Grainger, now 83 and living in Sandy Springs, Georgia, with Mary, his wife of 52 years, looks back in his memoir on his rise from a barefooted country boy to newspaperman to state legislator to Capitol Hill lobbyist.

He was born in rural Lawrence County, then spent his later childhood and teens as a plucky newspaper carrier and savings bond salesman in Sheffield. At 13, he met President Harry Truman when he was invited to the White House to be honored for his bond sales.

Grainger’s life has been full of such brushes with history, as well as brushes with death. “He nearly died twice during infancy, nearly drowned as a teenager, then escaped death as a young man while flying on a small plane,” says the summary of his book on

He began his working career as a journalist, starting as a reporter for The Birmingham News and later editor of The Valley Voice in Tuscumbia.

While reporting for The Birmingham News in 1961, he witnessed an angry mob that beat up Black Freedom Riders at the Montgomery Bus Depot and was nearly beaten himself, he said.

As editor of The Valley Voice, he got to meet President John F. Kennedy not long before his assassination in 1963. Grainger and other Alabama editors were invited to the White House for a luncheon to discuss solving racial problems in the South.

Four days later the president’s office asked him to help coordinate a visit by President Kennedy to Muscle Shoals to celebrate the 30th anniversary of the Tennessee Valley Authority.

“President Kennedy had the most charisma of any man I had ever met,” Grainger recalled.

Grainger would later work with business leaders in Huntsville to establish equal employment policies that the federal government required if NASA was going to do its historic work here.

He sees echoes of that turbulent time in the 1960s in today’s ongoing movement for social justice.

“I’m for working together, down the line,” said Grainger. “That’s always been my thing, practice the Golden Rule. Do unto others as you would have them do unto you.”

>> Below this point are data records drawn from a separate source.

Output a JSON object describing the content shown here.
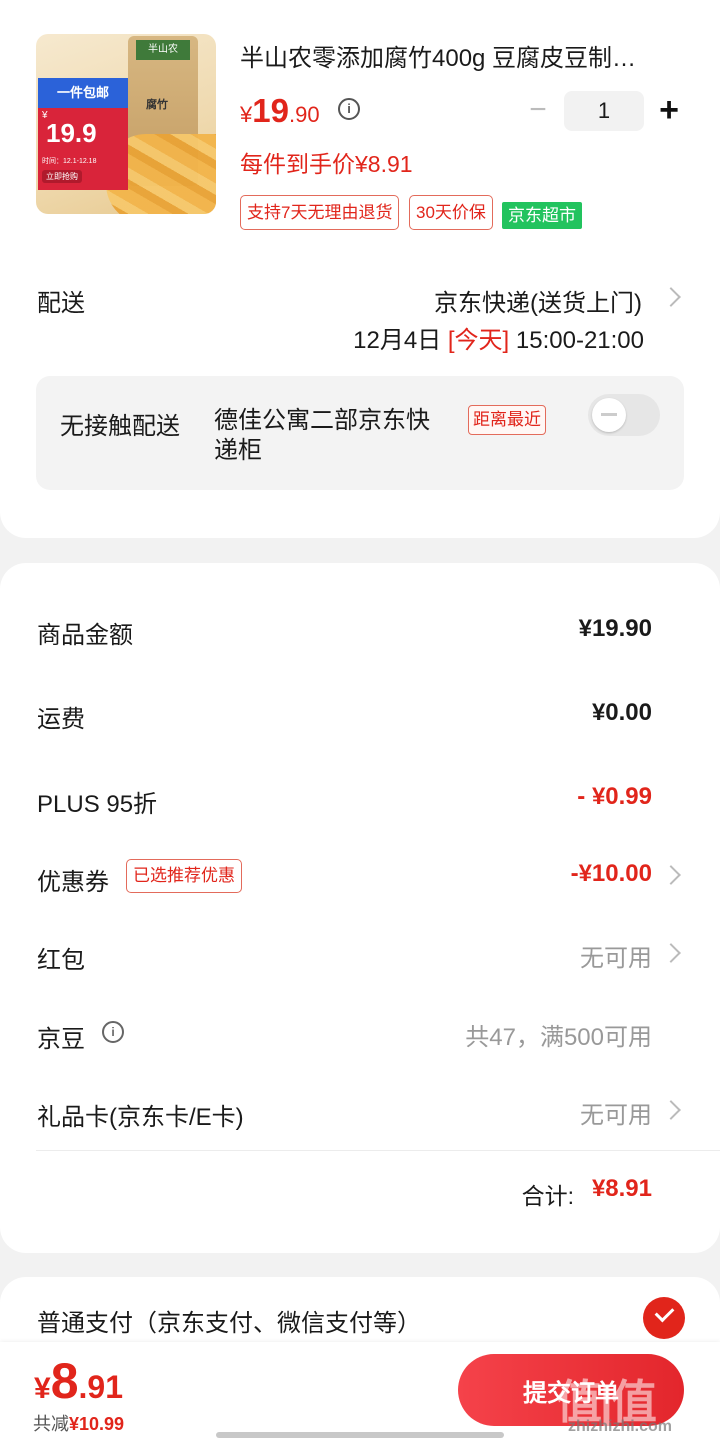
{
  "product": {
    "title": "半山农零添加腐竹400g 豆腐皮豆制…",
    "price": {
      "currency": "¥",
      "integer": "19",
      "decimal": ".90"
    },
    "quantity": "1",
    "per_item_price": "每件到手价¥8.91",
    "tags": [
      "支持7天无理由退货",
      "30天价保"
    ],
    "store_tag": "京东超市",
    "image": {
      "promo_top": "一件包邮",
      "promo_currency": "¥",
      "promo_price": "19.9",
      "promo_date": "时间：12.1-12.18",
      "promo_buy": "立即抢购",
      "bag_brand": "半山农",
      "bag_name": "腐竹"
    }
  },
  "delivery": {
    "label": "配送",
    "method": "京东快递(送货上门)",
    "date": "12月4日",
    "today": "[今天]",
    "time": "15:00-21:00",
    "contactless_label": "无接触配送",
    "address": "德佳公寓二部京东快递柜",
    "nearest_tag": "距离最近"
  },
  "summary": {
    "goods_amount": {
      "label": "商品金额",
      "value": "¥19.90"
    },
    "shipping": {
      "label": "运费",
      "value": "¥0.00"
    },
    "plus": {
      "label": "PLUS 95折",
      "value": "- ¥0.99"
    },
    "coupon": {
      "label": "优惠券",
      "tag": "已选推荐优惠",
      "value": "-¥10.00"
    },
    "red_packet": {
      "label": "红包",
      "value": "无可用"
    },
    "jd_beans": {
      "label": "京豆",
      "value": "共47，满500可用"
    },
    "gift_card": {
      "label": "礼品卡(京东卡/E卡)",
      "value": "无可用"
    },
    "total": {
      "label": "合计:",
      "value": "¥8.91"
    }
  },
  "payment": {
    "label": "普通支付（京东支付、微信支付等）"
  },
  "bottom": {
    "price": {
      "currency": "¥",
      "integer": "8",
      "decimal": ".91"
    },
    "saved_label": "共减",
    "saved_amount": "¥10.99",
    "submit_label": "提交订单",
    "watermark": "值|值",
    "watermark_sub": "zhizhizhi.com"
  },
  "colors": {
    "accent": "#e1251b",
    "store_tag": "#22c35e",
    "bg": "#f2f2f2"
  }
}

Though much of his career was spent working behind the scenes with politicians to get things done, he stepped into the public arena briefly when he served in the State Legislature from 1968-1970.

Before retiring in 2017, Grainger would serve many years as the director of Cummings Research Park, then as a private economic development consultant.

He was among the generation that stoked the fire that would see Huntsville grow from a small cotton and watercress town, to The Rocket City, and now diversifying into a burgeoning automobile manufacturing center.

He’s looking forward to watching that fire continue to burn hot.

“We’ll be a leader if we go to Mars, and I think we will,” he said.